ASSIGNED TASK
All the entries, exactly as they read, must be written out again.

EXTRACTED ENTRIES
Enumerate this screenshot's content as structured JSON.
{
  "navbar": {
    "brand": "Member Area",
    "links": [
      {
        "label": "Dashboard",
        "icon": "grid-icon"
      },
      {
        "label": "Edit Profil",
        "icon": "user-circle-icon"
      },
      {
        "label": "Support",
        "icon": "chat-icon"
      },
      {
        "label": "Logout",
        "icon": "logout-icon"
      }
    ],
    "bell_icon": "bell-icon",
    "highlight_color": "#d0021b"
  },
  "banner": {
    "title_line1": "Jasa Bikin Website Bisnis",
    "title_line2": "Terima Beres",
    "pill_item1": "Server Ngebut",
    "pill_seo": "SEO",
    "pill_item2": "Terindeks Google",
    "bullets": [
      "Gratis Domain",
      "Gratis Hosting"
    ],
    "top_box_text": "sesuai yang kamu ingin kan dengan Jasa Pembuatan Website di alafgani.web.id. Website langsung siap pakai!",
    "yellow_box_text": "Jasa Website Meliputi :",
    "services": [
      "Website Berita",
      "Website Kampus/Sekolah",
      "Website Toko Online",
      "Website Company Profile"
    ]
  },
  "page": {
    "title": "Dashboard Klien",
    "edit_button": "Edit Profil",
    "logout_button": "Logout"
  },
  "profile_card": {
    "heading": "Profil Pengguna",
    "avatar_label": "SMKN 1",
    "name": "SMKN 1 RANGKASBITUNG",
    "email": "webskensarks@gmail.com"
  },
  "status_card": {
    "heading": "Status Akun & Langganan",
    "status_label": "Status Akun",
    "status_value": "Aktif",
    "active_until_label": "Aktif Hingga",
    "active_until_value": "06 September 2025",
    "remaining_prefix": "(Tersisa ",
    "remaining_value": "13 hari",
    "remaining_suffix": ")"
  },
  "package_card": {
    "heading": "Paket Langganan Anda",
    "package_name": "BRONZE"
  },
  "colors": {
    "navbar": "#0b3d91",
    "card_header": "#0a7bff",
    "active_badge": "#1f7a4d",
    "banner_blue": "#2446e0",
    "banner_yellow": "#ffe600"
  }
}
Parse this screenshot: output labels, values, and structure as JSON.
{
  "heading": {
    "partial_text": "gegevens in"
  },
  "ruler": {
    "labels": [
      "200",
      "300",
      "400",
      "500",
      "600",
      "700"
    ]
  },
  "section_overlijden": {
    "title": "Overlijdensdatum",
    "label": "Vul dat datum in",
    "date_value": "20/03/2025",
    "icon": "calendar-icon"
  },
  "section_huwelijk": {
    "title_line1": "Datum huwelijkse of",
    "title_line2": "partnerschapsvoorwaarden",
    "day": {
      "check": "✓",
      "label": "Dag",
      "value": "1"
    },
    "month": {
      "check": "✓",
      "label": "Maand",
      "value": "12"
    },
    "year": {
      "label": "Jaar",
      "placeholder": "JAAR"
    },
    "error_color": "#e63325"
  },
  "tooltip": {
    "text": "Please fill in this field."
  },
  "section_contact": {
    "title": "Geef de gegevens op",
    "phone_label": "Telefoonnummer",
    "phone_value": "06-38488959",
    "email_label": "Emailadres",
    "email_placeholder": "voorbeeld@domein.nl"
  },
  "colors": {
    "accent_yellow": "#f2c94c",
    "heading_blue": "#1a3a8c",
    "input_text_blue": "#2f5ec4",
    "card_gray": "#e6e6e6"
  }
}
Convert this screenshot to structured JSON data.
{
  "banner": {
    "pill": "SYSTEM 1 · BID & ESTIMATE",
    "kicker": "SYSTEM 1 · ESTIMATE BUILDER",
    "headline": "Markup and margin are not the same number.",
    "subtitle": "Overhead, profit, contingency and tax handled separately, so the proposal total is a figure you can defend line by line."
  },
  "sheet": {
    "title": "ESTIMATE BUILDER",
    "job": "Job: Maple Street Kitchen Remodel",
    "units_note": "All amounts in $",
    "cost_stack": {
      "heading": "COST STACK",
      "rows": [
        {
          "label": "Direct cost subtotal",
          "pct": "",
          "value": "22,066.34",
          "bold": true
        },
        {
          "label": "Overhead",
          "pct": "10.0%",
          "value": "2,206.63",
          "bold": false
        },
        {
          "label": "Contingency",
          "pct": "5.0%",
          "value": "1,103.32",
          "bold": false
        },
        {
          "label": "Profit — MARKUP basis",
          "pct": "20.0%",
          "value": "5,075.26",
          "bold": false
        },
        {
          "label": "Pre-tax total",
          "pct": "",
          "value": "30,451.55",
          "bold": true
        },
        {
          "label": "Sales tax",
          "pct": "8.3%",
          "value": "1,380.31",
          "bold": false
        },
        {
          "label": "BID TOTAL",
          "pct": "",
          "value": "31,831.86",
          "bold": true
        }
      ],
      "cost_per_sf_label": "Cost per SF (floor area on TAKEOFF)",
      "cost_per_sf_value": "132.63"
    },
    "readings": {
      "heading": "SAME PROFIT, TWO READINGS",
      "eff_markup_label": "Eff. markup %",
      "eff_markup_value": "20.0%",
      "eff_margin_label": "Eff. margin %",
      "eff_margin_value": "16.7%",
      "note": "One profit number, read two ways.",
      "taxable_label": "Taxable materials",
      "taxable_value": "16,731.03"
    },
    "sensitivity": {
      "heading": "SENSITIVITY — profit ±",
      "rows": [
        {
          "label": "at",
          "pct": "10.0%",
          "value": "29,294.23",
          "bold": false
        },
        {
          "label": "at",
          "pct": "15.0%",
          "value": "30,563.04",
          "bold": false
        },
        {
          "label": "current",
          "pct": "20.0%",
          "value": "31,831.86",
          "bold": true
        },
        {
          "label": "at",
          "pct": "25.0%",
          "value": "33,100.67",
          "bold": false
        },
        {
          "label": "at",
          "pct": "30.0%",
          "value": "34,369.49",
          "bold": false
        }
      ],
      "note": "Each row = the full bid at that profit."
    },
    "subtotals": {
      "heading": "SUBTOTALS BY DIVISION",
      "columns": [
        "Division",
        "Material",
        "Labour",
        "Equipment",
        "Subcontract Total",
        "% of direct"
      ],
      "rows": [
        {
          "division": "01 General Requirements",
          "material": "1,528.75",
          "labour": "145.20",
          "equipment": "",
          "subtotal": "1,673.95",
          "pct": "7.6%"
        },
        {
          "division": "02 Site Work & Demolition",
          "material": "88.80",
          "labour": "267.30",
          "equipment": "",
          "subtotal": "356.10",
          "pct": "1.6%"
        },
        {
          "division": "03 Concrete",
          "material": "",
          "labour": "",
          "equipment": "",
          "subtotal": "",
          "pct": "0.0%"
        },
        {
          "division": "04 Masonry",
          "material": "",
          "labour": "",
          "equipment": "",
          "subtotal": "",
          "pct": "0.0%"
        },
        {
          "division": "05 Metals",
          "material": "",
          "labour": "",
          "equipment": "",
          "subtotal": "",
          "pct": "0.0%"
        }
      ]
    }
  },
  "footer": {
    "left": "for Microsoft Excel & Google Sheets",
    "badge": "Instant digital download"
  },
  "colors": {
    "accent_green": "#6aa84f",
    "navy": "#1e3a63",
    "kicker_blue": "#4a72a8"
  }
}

ANSWER BELOW
Enumerate this screenshot's content as structured JSON.
{
  "navbar": {
    "brand": "Member Area",
    "links": [
      {
        "label": "Dashboard",
        "icon": "grid-icon"
      },
      {
        "label": "Edit Profil",
        "icon": "user-circle-icon"
      },
      {
        "label": "Support",
        "icon": "chat-icon"
      },
      {
        "label": "Logout",
        "icon": "logout-icon"
      }
    ],
    "bell_icon": "bell-icon",
    "highlight_color": "#d0021b"
  },
  "banner": {
    "title_line1": "Jasa Bikin Website Bisnis",
    "title_line2": "Terima Beres",
    "pill_item1": "Server Ngebut",
    "pill_seo": "SEO",
    "pill_item2": "Terindeks Google",
    "bullets": [
      "Gratis Domain",
      "Gratis Hosting"
    ],
    "top_box_text": "sesuai yang kamu ingin kan dengan Jasa Pembuatan Website di alafgani.web.id. Website langsung siap pakai!",
    "yellow_box_text": "Jasa Website Meliputi :",
    "services": [
      "Website Berita",
      "Website Kampus/Sekolah",
      "Website Toko Online",
      "Website Company Profile"
    ]
  },
  "page": {
    "title": "Dashboard Klien",
    "edit_button": "Edit Profil",
    "logout_button": "Logout"
  },
  "profile_card": {
    "heading": "Profil Pengguna",
    "avatar_label": "SMKN 1",
    "name": "SMKN 1 RANGKASBITUNG",
    "email": "webskensarks@gmail.com"
  },
  "status_card": {
    "heading": "Status Akun & Langganan",
    "status_label": "Status Akun",
    "status_value": "Aktif",
    "active_until_label": "Aktif Hingga",
    "active_until_value": "06 September 2025",
    "remaining_prefix": "(Tersisa ",
    "remaining_value": "13 hari",
    "remaining_suffix": ")"
  },
  "package_card": {
    "heading": "Paket Langganan Anda",
    "package_name": "BRONZE"
  },
  "colors": {
    "navbar": "#0b3d91",
    "card_header": "#0a7bff",
    "active_badge": "#1f7a4d",
    "banner_blue": "#2446e0",
    "banner_yellow": "#ffe600"
  }
}
Parse this screenshot: output labels, values, and structure as JSON.
{
  "heading": {
    "partial_text": "gegevens in"
  },
  "ruler": {
    "labels": [
      "200",
      "300",
      "400",
      "500",
      "600",
      "700"
    ]
  },
  "section_overlijden": {
    "title": "Overlijdensdatum",
    "label": "Vul dat datum in",
    "date_value": "20/03/2025",
    "icon": "calendar-icon"
  },
  "section_huwelijk": {
    "title_line1": "Datum huwelijkse of",
    "title_line2": "partnerschapsvoorwaarden",
    "day": {
      "check": "✓",
      "label": "Dag",
      "value": "1"
    },
    "month": {
      "check": "✓",
      "label": "Maand",
      "value": "12"
    },
    "year": {
      "label": "Jaar",
      "placeholder": "JAAR"
    },
    "error_color": "#e63325"
  },
  "tooltip": {
    "text": "Please fill in this field."
  },
  "section_contact": {
    "title": "Geef de gegevens op",
    "phone_label": "Telefoonnummer",
    "phone_value": "06-38488959",
    "email_label": "Emailadres",
    "email_placeholder": "voorbeeld@domein.nl"
  },
  "colors": {
    "accent_yellow": "#f2c94c",
    "heading_blue": "#1a3a8c",
    "input_text_blue": "#2f5ec4",
    "card_gray": "#e6e6e6"
  }
}
Convert this screenshot to structured JSON data.
{
  "banner": {
    "pill": "SYSTEM 1 · BID & ESTIMATE",
    "kicker": "SYSTEM 1 · ESTIMATE BUILDER",
    "headline": "Markup and margin are not the same number.",
    "subtitle": "Overhead, profit, contingency and tax handled separately, so the proposal total is a figure you can defend line by line."
  },
  "sheet": {
    "title": "ESTIMATE BUILDER",
    "job": "Job: Maple Street Kitchen Remodel",
    "units_note": "All amounts in $",
    "cost_stack": {
      "heading": "COST STACK",
      "rows": [
        {
          "label": "Direct cost subtotal",
          "pct": "",
          "value": "22,066.34",
          "bold": true
        },
        {
          "label": "Overhead",
          "pct": "10.0%",
          "value": "2,206.63",
          "bold": false
        },
        {
          "label": "Contingency",
          "pct": "5.0%",
          "value": "1,103.32",
          "bold": false
        },
        {
          "label": "Profit — MARKUP basis",
          "pct": "20.0%",
          "value": "5,075.26",
          "bold": false
        },
        {
          "label": "Pre-tax total",
          "pct": "",
          "value": "30,451.55",
          "bold": true
        },
        {
          "label": "Sales tax",
          "pct": "8.3%",
          "value": "1,380.31",
          "bold": false
        },
        {
          "label": "BID TOTAL",
          "pct": "",
          "value": "31,831.86",
          "bold": true
        }
      ],
      "cost_per_sf_label": "Cost per SF (floor area on TAKEOFF)",
      "cost_per_sf_value": "132.63"
    },
    "readings": {
      "heading": "SAME PROFIT, TWO READINGS",
      "eff_markup_label": "Eff. markup %",
      "eff_markup_value": "20.0%",
      "eff_margin_label": "Eff. margin %",
      "eff_margin_value": "16.7%",
      "note": "One profit number, read two ways.",
      "taxable_label": "Taxable materials",
      "taxable_value": "16,731.03"
    },
    "sensitivity": {
      "heading": "SENSITIVITY — profit ±",
      "rows": [
        {
          "label": "at",
          "pct": "10.0%",
          "value": "29,294.23",
          "bold": false
        },
        {
          "label": "at",
          "pct": "15.0%",
          "value": "30,563.04",
          "bold": false
        },
        {
          "label": "current",
          "pct": "20.0%",
          "value": "31,831.86",
          "bold": true
        },
        {
          "label": "at",
          "pct": "25.0%",
          "value": "33,100.67",
          "bold": false
        },
        {
          "label": "at",
          "pct": "30.0%",
          "value": "34,369.49",
          "bold": false
        }
      ],
      "note": "Each row = the full bid at that profit."
    },
    "subtotals": {
      "heading": "SUBTOTALS BY DIVISION",
      "columns": [
        "Division",
        "Material",
        "Labour",
        "Equipment",
        "Subcontract Total",
        "% of direct"
      ],
      "rows": [
        {
          "division": "01 General Requirements",
          "material": "1,528.75",
          "labour": "145.20",
          "equipment": "",
          "subtotal": "1,673.95",
          "pct": "7.6%"
        },
        {
          "division": "02 Site Work & Demolition",
          "material": "88.80",
          "labour": "267.30",
          "equipment": "",
          "subtotal": "356.10",
          "pct": "1.6%"
        },
        {
          "division": "03 Concrete",
          "material": "",
          "labour": "",
          "equipment": "",
          "subtotal": "",
          "pct": "0.0%"
        },
        {
          "division": "04 Masonry",
          "material": "",
          "labour": "",
          "equipment": "",
          "subtotal": "",
          "pct": "0.0%"
        },
        {
          "division": "05 Metals",
          "material": "",
          "labour": "",
          "equipment": "",
          "subtotal": "",
          "pct": "0.0%"
        }
      ]
    }
  },
  "footer": {
    "left": "for Microsoft Excel & Google Sheets",
    "badge": "Instant digital download"
  },
  "colors": {
    "accent_green": "#6aa84f",
    "navy": "#1e3a63",
    "kicker_blue": "#4a72a8"
  }
}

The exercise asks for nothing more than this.